═══ THE DATA ═══
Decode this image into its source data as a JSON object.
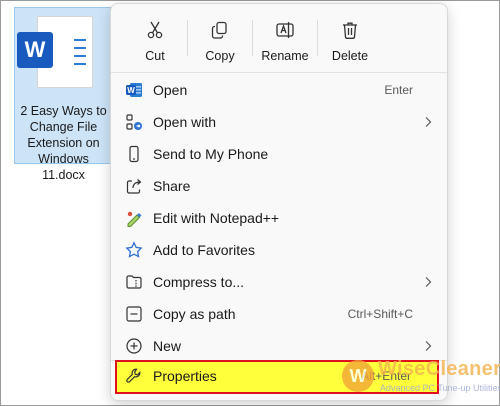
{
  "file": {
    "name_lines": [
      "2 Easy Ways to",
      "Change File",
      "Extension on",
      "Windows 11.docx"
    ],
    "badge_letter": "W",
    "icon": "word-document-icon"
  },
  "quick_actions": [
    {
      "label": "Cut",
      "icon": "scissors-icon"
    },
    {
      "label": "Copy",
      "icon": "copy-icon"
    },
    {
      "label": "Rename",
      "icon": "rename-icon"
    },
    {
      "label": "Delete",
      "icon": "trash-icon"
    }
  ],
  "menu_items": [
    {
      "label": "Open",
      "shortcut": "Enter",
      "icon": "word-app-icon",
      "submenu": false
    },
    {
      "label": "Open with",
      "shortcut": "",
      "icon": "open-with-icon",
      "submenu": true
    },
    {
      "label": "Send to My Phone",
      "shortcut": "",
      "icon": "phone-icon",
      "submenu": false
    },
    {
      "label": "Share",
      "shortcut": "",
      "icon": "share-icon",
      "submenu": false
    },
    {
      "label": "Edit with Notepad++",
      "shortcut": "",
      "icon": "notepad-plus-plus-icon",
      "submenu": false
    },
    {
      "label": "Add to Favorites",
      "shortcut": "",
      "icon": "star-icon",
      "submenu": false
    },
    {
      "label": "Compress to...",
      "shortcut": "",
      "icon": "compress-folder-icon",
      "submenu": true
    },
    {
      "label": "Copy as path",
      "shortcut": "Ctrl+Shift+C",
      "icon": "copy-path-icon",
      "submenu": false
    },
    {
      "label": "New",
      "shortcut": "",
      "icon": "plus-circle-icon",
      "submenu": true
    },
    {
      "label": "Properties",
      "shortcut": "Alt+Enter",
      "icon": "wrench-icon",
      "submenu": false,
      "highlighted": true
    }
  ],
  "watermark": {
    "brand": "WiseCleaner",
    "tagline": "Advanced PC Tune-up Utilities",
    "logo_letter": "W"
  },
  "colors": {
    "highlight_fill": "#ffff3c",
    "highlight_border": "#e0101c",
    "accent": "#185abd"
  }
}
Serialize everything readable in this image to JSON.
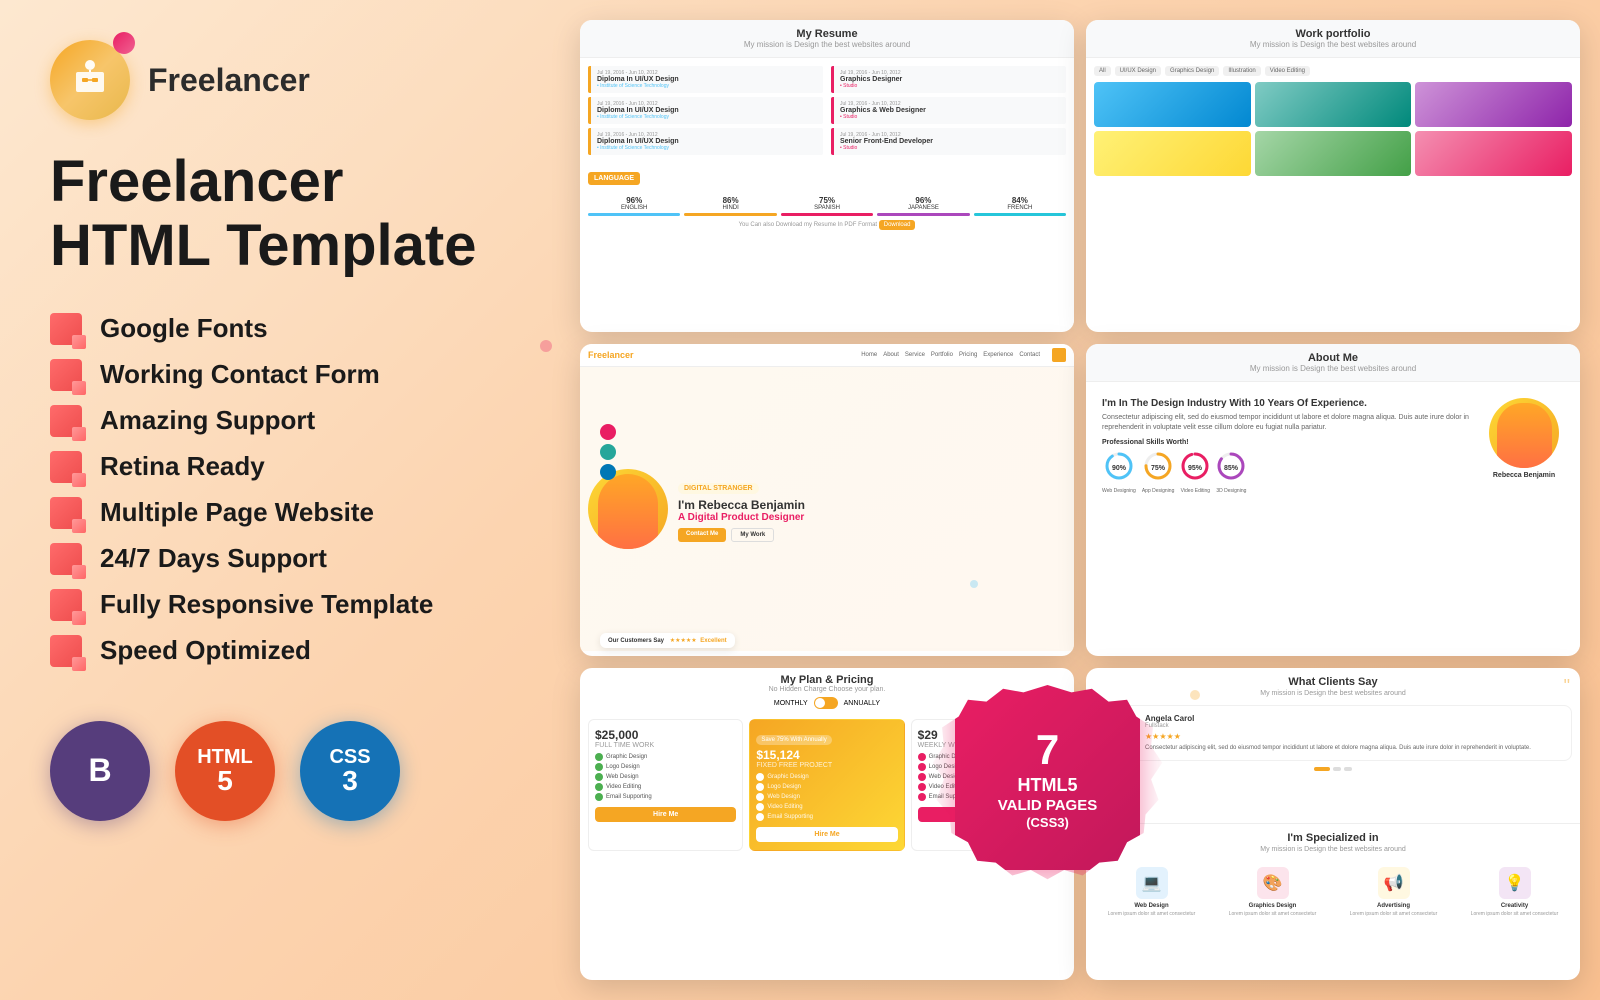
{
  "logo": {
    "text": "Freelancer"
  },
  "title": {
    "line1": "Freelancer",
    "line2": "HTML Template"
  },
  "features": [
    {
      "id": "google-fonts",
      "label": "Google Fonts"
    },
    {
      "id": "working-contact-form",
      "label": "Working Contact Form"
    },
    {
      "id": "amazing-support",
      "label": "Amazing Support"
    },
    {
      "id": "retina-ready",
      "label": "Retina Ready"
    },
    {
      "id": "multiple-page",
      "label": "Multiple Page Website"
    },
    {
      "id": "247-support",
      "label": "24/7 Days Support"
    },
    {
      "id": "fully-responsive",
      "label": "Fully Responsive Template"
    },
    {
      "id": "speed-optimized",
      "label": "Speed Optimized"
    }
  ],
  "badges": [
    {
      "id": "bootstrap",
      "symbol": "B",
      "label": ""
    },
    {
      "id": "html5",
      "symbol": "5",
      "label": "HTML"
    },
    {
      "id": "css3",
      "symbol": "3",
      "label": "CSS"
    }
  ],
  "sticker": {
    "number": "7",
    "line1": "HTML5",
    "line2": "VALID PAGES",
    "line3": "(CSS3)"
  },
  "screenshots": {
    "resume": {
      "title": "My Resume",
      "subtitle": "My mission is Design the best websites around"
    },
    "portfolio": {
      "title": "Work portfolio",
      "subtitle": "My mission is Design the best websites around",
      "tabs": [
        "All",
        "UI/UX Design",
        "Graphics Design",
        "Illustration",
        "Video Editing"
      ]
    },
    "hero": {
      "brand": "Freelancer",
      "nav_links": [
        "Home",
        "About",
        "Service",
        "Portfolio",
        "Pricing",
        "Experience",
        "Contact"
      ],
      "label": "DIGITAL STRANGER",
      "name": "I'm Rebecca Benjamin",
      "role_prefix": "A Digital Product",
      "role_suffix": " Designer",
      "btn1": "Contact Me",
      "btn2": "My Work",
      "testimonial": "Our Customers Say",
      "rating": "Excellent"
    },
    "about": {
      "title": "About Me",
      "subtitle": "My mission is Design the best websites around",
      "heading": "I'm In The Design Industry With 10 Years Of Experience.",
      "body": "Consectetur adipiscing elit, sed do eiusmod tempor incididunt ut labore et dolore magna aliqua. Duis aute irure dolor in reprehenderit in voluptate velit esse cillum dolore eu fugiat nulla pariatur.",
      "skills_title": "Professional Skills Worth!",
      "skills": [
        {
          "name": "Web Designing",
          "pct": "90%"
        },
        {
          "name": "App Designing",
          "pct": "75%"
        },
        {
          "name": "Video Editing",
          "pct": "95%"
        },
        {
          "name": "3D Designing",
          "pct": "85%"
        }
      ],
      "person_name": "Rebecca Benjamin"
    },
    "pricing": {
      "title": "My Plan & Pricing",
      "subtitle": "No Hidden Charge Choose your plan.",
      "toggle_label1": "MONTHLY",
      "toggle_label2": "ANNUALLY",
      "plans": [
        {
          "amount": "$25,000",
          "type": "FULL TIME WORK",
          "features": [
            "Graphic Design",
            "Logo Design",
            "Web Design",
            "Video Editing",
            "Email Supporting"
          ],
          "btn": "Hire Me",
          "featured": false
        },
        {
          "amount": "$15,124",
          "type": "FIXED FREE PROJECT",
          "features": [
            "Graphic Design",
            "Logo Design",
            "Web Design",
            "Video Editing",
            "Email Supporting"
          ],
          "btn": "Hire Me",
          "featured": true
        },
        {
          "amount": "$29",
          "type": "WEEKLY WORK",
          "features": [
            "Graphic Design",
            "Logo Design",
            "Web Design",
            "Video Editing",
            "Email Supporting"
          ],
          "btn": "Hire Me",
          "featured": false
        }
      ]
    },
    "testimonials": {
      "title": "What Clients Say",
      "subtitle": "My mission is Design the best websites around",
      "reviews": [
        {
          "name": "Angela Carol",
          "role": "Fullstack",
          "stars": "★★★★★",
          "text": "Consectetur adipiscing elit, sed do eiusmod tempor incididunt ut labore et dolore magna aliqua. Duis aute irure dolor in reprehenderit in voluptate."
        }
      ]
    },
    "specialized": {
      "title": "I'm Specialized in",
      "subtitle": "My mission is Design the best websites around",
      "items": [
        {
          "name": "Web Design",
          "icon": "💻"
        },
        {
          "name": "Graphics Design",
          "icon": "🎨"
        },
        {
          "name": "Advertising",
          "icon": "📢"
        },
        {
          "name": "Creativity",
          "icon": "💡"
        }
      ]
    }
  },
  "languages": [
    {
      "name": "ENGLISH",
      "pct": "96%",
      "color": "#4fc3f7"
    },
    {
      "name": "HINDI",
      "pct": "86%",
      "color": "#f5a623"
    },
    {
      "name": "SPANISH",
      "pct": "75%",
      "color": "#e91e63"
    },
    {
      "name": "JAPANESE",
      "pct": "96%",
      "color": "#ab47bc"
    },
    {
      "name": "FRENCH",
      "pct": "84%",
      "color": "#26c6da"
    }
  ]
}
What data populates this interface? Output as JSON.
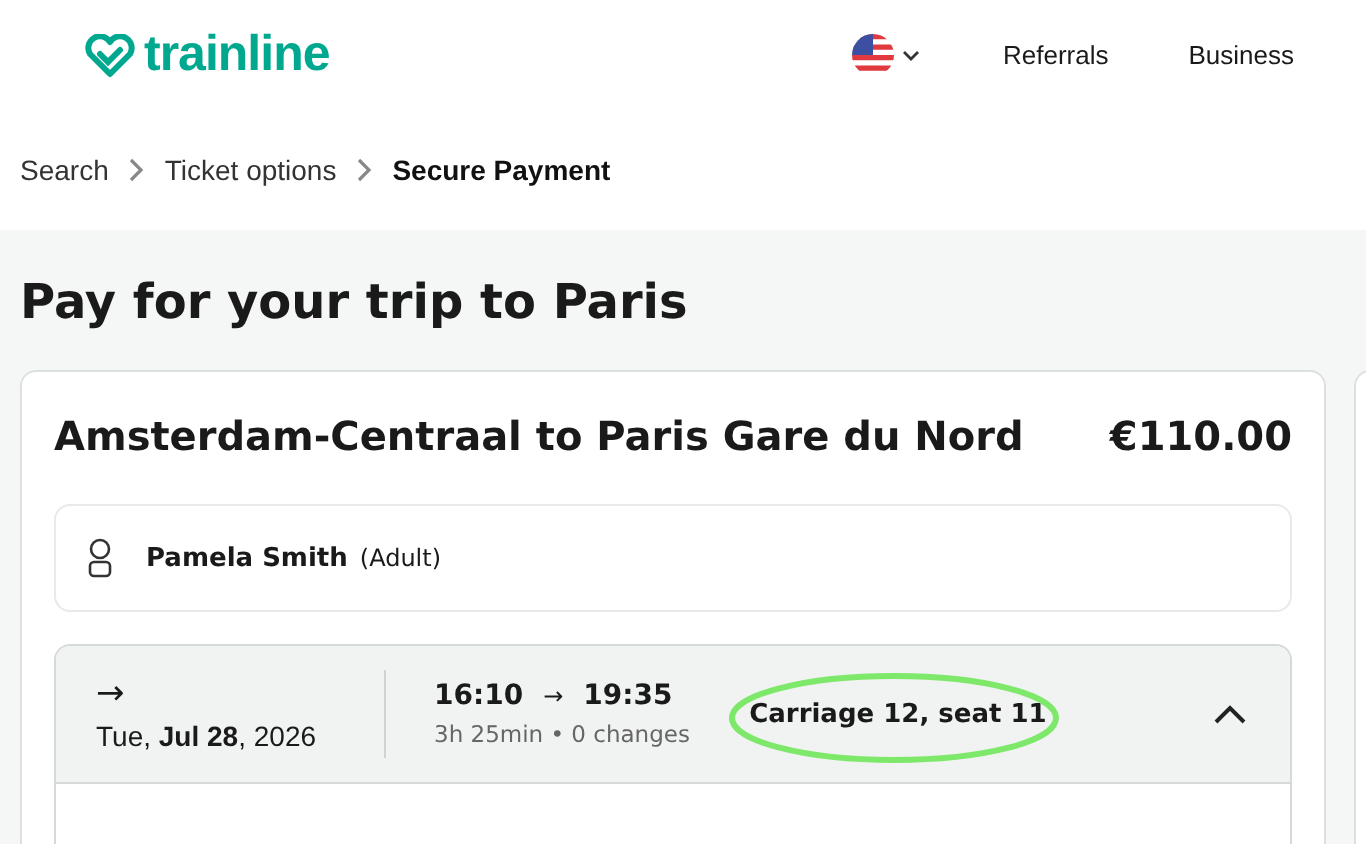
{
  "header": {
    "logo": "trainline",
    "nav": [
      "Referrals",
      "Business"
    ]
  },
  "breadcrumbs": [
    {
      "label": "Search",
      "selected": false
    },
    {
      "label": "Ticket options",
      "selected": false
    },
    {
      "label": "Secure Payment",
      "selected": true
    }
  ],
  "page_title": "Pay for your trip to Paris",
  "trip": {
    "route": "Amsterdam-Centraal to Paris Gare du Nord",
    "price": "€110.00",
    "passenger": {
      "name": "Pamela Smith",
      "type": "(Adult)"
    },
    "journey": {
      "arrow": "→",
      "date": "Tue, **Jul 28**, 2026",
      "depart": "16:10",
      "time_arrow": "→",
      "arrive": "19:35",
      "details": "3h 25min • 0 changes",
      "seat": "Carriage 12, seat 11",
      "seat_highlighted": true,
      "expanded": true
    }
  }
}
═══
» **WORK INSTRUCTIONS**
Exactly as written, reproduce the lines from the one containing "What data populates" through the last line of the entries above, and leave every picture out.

» **ANSWER AREA**
What data populates this interface? Output as JSON.
{
  "header": {
    "logo": "trainline",
    "nav": [
      "Referrals",
      "Business"
    ]
  },
  "breadcrumbs": [
    {
      "label": "Search",
      "selected": false
    },
    {
      "label": "Ticket options",
      "selected": false
    },
    {
      "label": "Secure Payment",
      "selected": true
    }
  ],
  "page_title": "Pay for your trip to Paris",
  "trip": {
    "route": "Amsterdam-Centraal to Paris Gare du Nord",
    "price": "€110.00",
    "passenger": {
      "name": "Pamela Smith",
      "type": "(Adult)"
    },
    "journey": {
      "arrow": "→",
      "date": "Tue, **Jul 28**, 2026",
      "depart": "16:10",
      "time_arrow": "→",
      "arrive": "19:35",
      "details": "3h 25min • 0 changes",
      "seat": "Carriage 12, seat 11",
      "seat_highlighted": true,
      "expanded": true
    }
  }
}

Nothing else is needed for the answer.